Special Mention: Printers

When it comes to art fabricators and materials, along with the usual suspects one should also mention paper. Despite the digital age, catalogues and art books still function as a common infrastructure for information in the art world. Moreover, for some artists like Richard Tuttle or Etel Adnan, books and printed matter are also their very medium of choice. Fine printing requires technical skills just like glass blowing, bronze casting or marble carving. Many small manufacturers out there are busy achieving artistic visions on paper, often exploiting old techniques. For example, we can mention the Centre de la Gravure in La Louvière (BE) and Luciano Ragozzino in Milan (IT) for their excellent collaboration with artists, especially when it comes to artist books. At the same time, there are a few larger industrial printers that still keep an eye on quality, mostly for their production of catalogues, art and photo books.
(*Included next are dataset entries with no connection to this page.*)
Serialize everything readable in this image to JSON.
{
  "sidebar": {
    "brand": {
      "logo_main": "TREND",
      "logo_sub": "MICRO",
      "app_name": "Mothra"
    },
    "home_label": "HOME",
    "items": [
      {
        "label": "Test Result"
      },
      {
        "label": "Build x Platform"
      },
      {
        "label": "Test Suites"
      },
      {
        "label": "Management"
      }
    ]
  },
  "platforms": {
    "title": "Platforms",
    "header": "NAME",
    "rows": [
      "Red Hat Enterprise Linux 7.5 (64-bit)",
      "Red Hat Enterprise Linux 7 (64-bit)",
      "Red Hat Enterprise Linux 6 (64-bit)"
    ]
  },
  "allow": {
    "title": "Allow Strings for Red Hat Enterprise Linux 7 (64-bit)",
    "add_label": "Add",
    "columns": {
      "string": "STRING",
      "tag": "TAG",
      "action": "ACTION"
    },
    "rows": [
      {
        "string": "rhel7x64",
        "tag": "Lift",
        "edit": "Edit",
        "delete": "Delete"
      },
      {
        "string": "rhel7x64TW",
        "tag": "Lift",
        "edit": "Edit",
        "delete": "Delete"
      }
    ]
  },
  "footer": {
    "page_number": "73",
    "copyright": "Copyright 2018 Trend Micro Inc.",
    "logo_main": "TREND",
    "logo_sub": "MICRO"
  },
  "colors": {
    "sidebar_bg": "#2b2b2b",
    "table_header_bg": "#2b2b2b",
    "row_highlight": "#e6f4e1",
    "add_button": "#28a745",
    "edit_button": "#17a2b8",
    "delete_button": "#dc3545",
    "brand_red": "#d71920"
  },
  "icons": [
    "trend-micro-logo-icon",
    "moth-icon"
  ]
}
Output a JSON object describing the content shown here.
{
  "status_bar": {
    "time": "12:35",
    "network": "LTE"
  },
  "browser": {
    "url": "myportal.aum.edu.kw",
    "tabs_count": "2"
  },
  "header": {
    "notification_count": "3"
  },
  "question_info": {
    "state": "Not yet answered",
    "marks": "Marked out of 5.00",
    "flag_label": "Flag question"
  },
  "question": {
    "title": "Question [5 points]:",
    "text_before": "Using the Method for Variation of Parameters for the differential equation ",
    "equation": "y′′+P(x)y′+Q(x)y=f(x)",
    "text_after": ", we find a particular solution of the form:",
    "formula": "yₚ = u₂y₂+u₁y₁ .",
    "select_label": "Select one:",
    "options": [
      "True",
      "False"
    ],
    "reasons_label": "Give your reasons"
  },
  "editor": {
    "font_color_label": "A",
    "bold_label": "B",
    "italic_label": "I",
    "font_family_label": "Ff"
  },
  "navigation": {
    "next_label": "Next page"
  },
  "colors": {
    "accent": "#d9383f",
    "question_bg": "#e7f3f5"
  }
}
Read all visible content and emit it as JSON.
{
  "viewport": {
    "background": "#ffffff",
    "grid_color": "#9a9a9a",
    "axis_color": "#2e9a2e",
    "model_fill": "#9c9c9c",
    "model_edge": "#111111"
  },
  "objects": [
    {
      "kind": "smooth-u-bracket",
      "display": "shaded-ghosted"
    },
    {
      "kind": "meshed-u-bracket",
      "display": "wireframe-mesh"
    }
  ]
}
This is the case of Musumeci in Quart (IT), DZA in Altenburg (DE) and Wilco in Amersfoort (NL).

February 26, 2021